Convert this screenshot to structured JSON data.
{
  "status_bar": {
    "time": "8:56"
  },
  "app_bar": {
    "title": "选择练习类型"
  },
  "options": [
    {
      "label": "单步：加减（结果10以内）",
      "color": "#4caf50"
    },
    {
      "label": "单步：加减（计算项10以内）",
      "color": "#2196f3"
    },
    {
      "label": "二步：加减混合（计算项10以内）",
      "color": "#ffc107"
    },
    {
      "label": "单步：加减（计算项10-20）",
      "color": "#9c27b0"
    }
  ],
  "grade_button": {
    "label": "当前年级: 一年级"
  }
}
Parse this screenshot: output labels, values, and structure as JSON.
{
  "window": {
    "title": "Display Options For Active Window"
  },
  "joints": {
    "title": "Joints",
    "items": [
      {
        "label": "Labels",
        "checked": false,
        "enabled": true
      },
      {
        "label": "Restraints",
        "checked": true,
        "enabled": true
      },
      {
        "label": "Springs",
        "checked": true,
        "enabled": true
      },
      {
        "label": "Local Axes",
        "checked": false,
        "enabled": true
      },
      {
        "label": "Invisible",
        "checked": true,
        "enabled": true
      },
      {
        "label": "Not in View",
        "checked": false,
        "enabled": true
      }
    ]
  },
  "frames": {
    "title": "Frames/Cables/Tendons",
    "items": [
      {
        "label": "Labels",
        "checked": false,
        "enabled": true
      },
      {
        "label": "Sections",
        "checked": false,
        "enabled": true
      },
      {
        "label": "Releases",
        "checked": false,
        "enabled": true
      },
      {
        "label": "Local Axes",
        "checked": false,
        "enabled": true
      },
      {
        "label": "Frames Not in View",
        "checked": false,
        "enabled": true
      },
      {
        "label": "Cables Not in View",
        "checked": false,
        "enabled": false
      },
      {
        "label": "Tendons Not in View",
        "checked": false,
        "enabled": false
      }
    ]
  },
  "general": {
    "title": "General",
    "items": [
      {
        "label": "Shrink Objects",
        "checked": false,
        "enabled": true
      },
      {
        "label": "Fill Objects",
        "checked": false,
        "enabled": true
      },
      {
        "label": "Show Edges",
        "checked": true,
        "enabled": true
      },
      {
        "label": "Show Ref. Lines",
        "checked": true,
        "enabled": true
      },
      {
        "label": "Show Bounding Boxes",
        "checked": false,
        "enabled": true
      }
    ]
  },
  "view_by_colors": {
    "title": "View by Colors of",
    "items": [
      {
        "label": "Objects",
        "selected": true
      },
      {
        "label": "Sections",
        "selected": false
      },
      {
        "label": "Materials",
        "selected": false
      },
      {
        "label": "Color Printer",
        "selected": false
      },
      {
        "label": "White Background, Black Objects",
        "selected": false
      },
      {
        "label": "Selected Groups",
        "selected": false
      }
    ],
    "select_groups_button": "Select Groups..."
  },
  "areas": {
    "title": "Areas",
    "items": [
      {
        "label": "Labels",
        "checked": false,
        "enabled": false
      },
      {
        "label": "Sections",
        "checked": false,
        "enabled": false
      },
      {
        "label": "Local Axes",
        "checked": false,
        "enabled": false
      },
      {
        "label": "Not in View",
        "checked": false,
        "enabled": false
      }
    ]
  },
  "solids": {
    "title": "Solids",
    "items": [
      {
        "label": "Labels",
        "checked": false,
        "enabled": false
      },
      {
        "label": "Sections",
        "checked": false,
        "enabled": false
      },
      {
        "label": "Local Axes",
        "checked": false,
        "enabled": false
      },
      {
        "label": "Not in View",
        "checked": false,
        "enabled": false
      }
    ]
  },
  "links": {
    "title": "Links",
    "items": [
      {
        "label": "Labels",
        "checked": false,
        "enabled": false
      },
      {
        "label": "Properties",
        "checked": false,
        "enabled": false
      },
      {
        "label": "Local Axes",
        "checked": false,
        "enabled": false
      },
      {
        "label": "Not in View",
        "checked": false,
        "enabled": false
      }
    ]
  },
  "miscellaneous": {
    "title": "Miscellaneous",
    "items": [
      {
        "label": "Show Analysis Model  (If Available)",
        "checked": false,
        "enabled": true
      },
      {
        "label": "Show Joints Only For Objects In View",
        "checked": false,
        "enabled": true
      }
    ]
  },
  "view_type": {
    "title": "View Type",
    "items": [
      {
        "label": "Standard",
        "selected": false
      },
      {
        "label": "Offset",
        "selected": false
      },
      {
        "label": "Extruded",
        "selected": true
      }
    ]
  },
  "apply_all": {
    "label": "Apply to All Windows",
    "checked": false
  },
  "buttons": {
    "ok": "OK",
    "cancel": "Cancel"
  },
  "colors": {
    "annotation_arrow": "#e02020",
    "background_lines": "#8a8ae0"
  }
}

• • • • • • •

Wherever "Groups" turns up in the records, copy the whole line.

        "label": "Selected Groups",
    "select_groups_button": "Select Groups..."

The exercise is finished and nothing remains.